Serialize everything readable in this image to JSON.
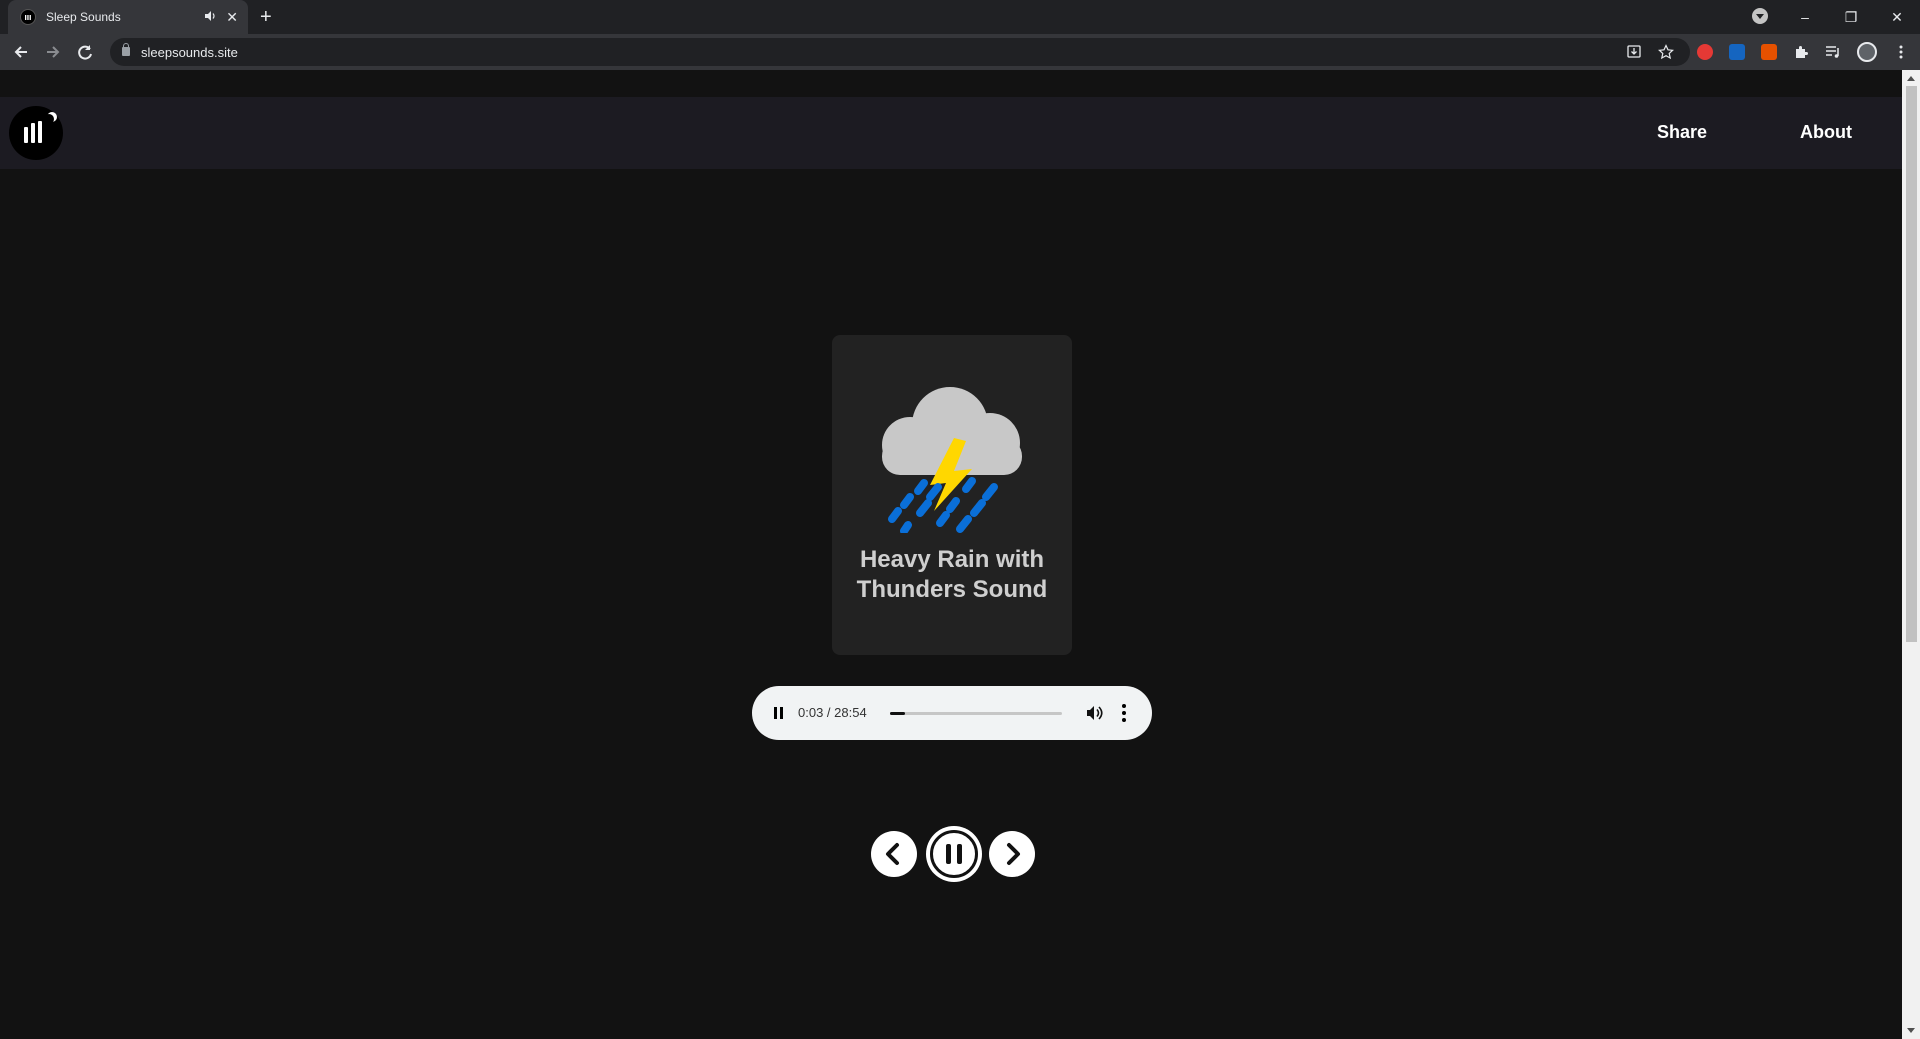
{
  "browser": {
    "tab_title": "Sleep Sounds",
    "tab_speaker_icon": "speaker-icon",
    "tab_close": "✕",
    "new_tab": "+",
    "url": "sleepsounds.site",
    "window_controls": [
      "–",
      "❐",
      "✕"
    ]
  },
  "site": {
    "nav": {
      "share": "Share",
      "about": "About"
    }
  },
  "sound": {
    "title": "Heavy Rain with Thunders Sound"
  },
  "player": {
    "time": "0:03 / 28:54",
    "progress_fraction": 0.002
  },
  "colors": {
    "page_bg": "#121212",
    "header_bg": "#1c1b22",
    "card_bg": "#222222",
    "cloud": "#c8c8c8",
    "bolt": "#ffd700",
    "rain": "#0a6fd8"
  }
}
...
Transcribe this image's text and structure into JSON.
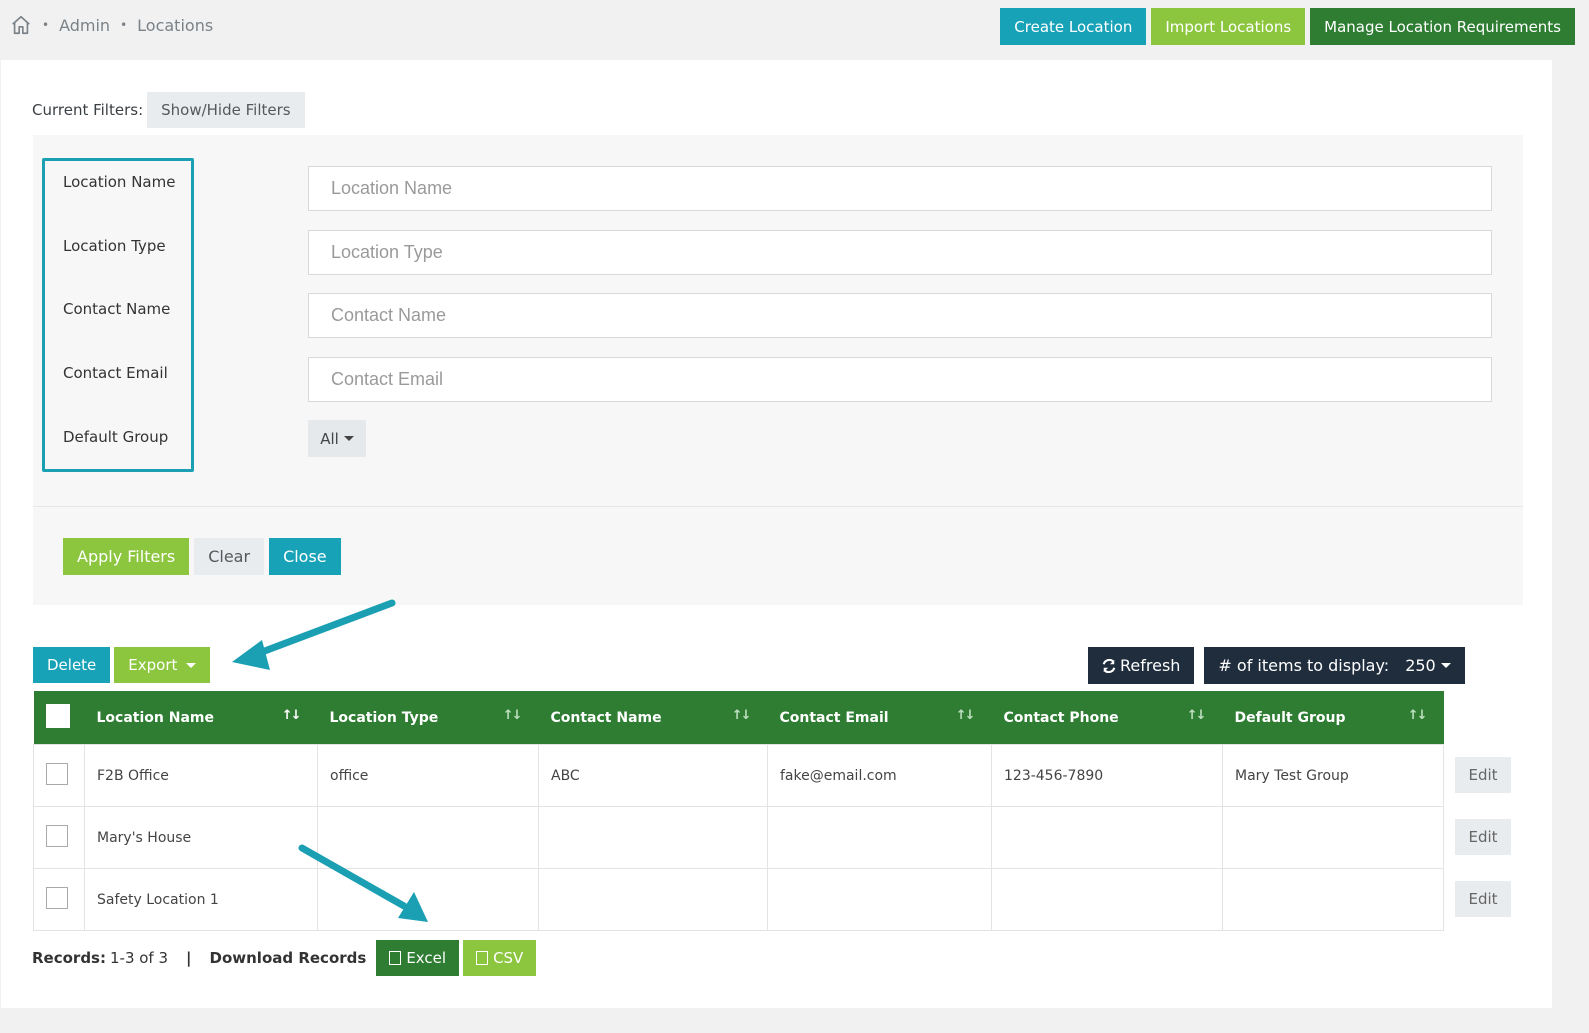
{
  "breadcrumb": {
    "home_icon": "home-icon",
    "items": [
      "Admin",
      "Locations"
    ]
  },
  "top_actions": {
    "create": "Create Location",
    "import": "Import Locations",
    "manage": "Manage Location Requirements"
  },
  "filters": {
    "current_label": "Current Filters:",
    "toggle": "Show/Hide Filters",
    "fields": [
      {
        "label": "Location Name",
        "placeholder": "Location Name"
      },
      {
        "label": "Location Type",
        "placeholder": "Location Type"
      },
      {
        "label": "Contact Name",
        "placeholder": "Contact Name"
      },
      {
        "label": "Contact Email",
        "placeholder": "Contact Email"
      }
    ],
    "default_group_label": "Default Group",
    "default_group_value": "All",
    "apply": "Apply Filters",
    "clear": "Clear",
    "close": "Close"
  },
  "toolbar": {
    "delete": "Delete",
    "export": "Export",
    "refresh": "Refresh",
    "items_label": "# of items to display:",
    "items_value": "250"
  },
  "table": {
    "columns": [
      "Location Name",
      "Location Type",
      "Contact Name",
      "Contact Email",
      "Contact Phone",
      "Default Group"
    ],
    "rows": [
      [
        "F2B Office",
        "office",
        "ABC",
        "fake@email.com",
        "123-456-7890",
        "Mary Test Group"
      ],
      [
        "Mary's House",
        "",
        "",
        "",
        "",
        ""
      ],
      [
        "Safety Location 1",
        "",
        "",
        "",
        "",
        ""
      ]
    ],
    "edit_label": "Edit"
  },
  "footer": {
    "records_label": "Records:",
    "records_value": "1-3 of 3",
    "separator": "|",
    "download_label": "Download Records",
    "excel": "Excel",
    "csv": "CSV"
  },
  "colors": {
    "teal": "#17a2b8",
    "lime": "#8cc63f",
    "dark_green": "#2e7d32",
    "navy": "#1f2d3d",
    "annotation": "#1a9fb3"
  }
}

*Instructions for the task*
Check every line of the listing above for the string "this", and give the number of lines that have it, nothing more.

*Exercise response*
2